Berkshire Hathaway is the holding company where Warren Buffett, one of the world's richest men (along with his good friend Bill Gates), spreads his risk by investing in a variety of industries, from insurance and utilities to apparel and food, and building materials to jewelry and furniture retailers. Its core insurance subsidiaries include GEICO, National Indemnity, and reinsurance giant General Re. The company's other large holdings include Marmon Group, McLane Company, MidAmerican Energy, and Shaw Industries. Known as the Oracle of Omaha, Buffett holds more than 20% of Berkshire Hathaway, which owns a majority of more than 50 firms in all and has equity stakes in about a dozen others.
Berkshire Hathaway operates as a holding company with a highly decentralized structure without integrated business functions (such as sales, marketing, purchasing, legal, or human resources). Practicing a minimal day-to-day management leadership style (only setting a tone from the top), the firm owns a diverse group of companies from a variety of industries, with its core subsidiaries being insurance, re-insurance, freight rail transportation, utilities, and energy generation companies.
Berkshire Hathaway's largest non-insurance holdings include Burlington Northern Santa Fe (BNSF), McLane, Marmon, MidAmerican Energy, and Lubrizol. Other subsidiaries include commercial property casualty insurance group Berkshire Hathaway Specialty Insurance, Berkshire Hathaway Energy, and its real estate arm, Berkshire Hathaway Property Advisors. Berkshire also holds significant equity stakes in about a dozen companies, including Coca-Cola and Wells Fargo.

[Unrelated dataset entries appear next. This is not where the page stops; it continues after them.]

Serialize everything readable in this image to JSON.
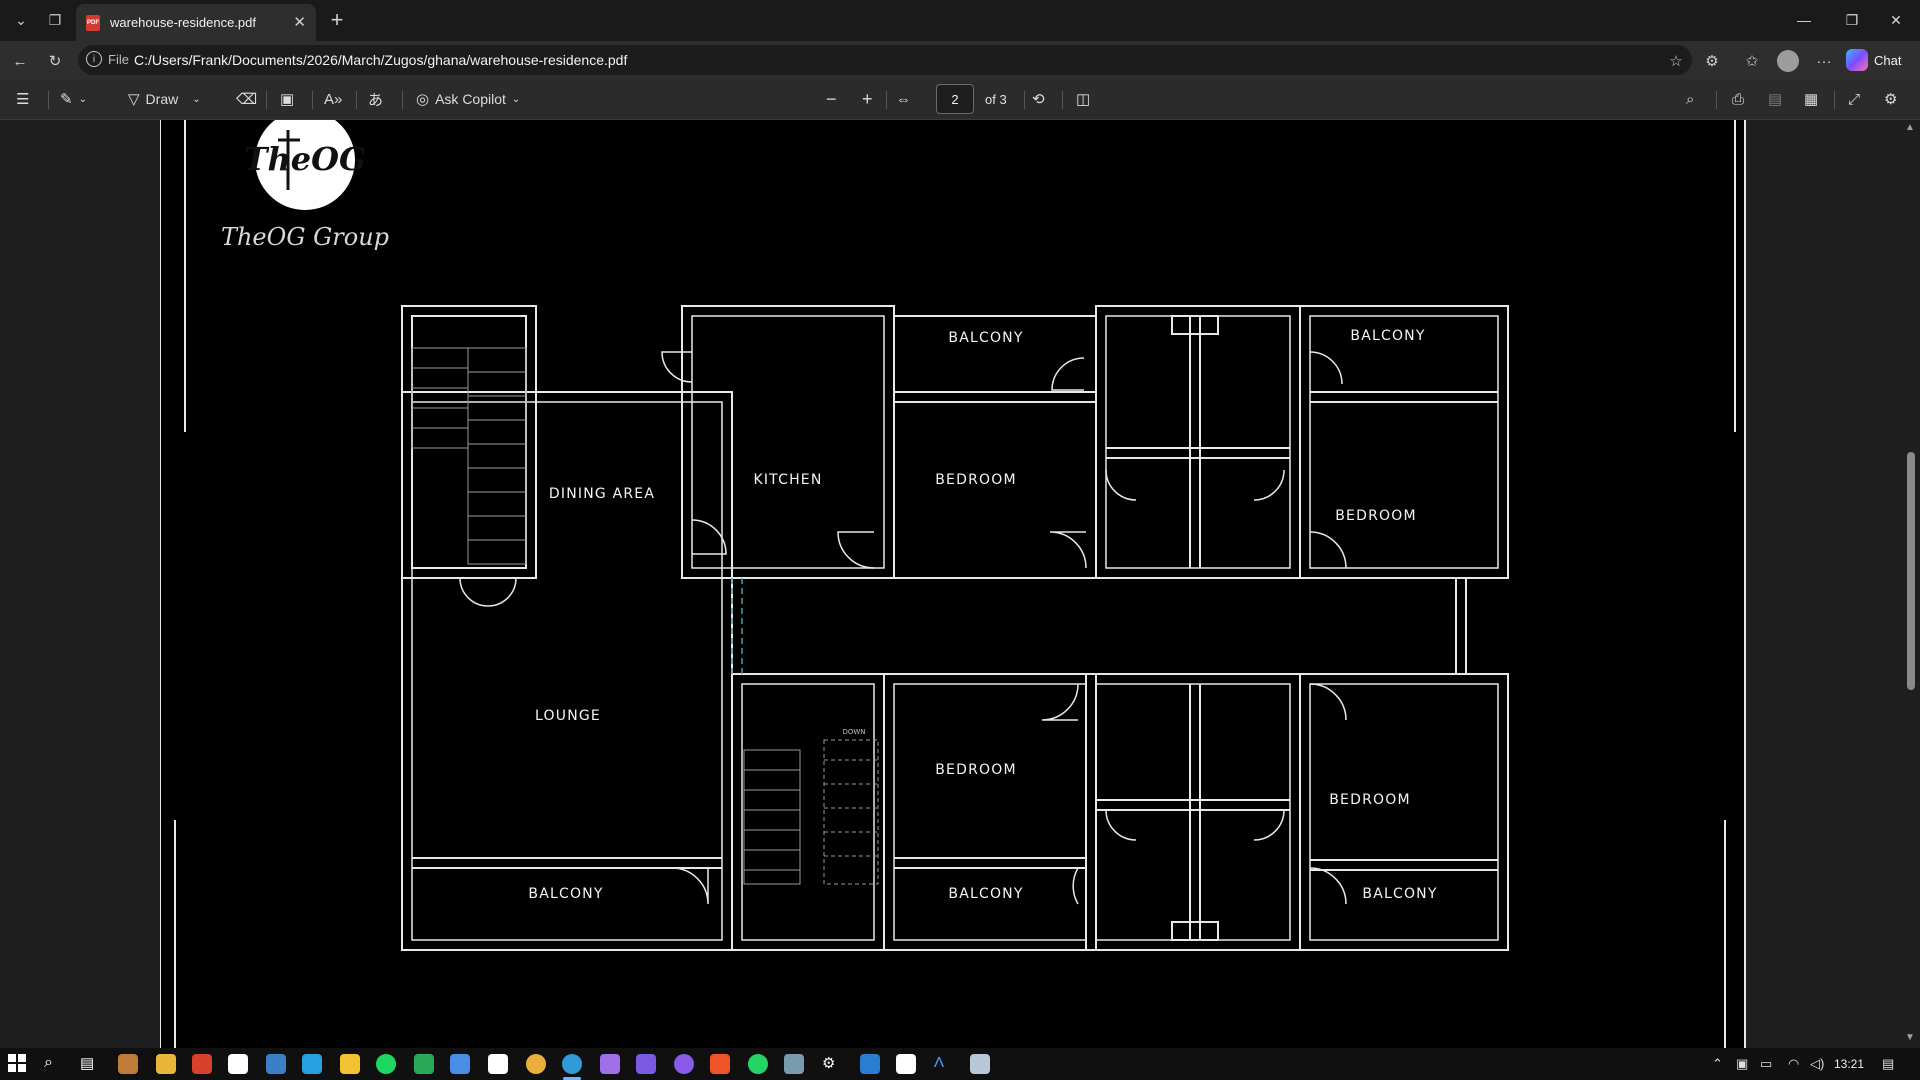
{
  "browser": {
    "tab": {
      "title": "warehouse-residence.pdf",
      "icon": "pdf-icon"
    },
    "address": {
      "scheme_label": "File",
      "url": "C:/Users/Frank/Documents/2026/March/Zugos/ghana/warehouse-residence.pdf"
    },
    "chat_label": "Chat"
  },
  "pdf_toolbar": {
    "draw_label": "Draw",
    "ask_copilot_label": "Ask Copilot",
    "current_page": "2",
    "page_total_label": "of 3"
  },
  "document": {
    "logo_text": "TheOG",
    "brand_script": "TheOG Group",
    "rooms": {
      "dining_area": "DINING AREA",
      "kitchen": "KITCHEN",
      "bedroom": "BEDROOM",
      "balcony": "BALCONY",
      "lounge": "LOUNGE",
      "down": "DOWN"
    }
  },
  "taskbar": {
    "time": "13:21"
  },
  "colors": {
    "page_background": "#000000",
    "drawing_lines": "#e8e8e8",
    "stair_lines": "#9a9a9a",
    "dashed_accent": "#3aa6a6",
    "acrobat_red": "#c8201c"
  }
}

Buffett's famed investment vehicle has been enjoying several straight years of revenue and profit growth, highlighting the legendary investors' knack for choosing financially successful companies over the long term.
Berkshire's revenue jumped by 7% to a record-setting $194.67 billion in 2014, mostly thanks to 17% growth in its Railroad, Utilities, and Energy businesses and 6% growth in its insurance businesses. Much of the growth was driven by Berkshire Hathaway Energy, GEICO, and the firm's manufacturing subsidiaries. The firm's Finance and Financial Products businesses declined by 20% for the year, however, offsetting some of Berkshire's top-line growth. With the exception of 2008, Berkshire's revenue has grown every year, and has more than doubled over the past decade.
Higher revenue and lower income tax expenses drove Berkshire Hathaway's net income up 2% to a record $19.87 billion during the same period. Meanwhile, cash from operations surged by 16% to $32.01 billion.
Berkshire Hathaway seeks out large companies with consistent earnings, easy-to-understand business models, and like-minded leadership. Most acquisitions are made with cash, and most firms retain their management after the transaction. Buffett and longtime business partner Charlie Munger attempt to run the company like a small business, albeit on a much larger scale. It operates as a collection of individual enterprises; Buffett and Munger largely keep their hands off portfolio companies' day-to-day operations, but allocate capital and control risk.
The firm is always on the hunt for large acquisitions of financially strong companies to diversify its holdings. In 2015, for example, Berkshire entered a new market after purchasing the Van Tuyl Group, the largest privately-held automotive dealership group in the US. After the largest buyout in retail automotive history was complete, Buffett's firm renamed the Dallas-based dealership group Berkshire Hathaway Automotive. Also in 2015, it completed its acquisition of Procter & Gamble's Duracell battery unit for some $1.7 billion in a transaction that helped investors avoid a big tax bill.
In 2014, Berkshire bought Charter Brokerage, a non-asset based third-party logistics provider for the petroleum and chemical Industries, from Arsenal Capital Partners. It also boosted its energy holdings by buying SNC-Lavalin Group's AltaLink, which allowed it to expand its electricity transmission in western Canada. Additionally that year it bought a wholly-owned subsidiary of Graham Holdings, including WPLG, a Miami television station.
In a letter to shareholders, Buffett declared "Our elephant gun has been reloaded, and my trigger finger is itchy." Hunting big game (i.e. acquiring big companies) has become somewhat of a necessity for Berkshire Hathaway to continue on its growth trajectory, but the company benefits from not being married to any particular industry as it seeks out its quarry. Berkshire Hathaway's $28-billion purchase of ketchup giant H.J. Heinz in 2013 is a textbook example of the firm's investment strategy, as the firm and its investment partner, Brazil's 3G Capital, took the ketchup maker private to speed its transformation into a global food business. In late 2012 the firm also acquired Omaha-based online party supplier Oriental Trading Company.
Chairman and CEO Buffett is the company's controlling shareholder. He owns about 21% of Berkshire Hathaway's shares.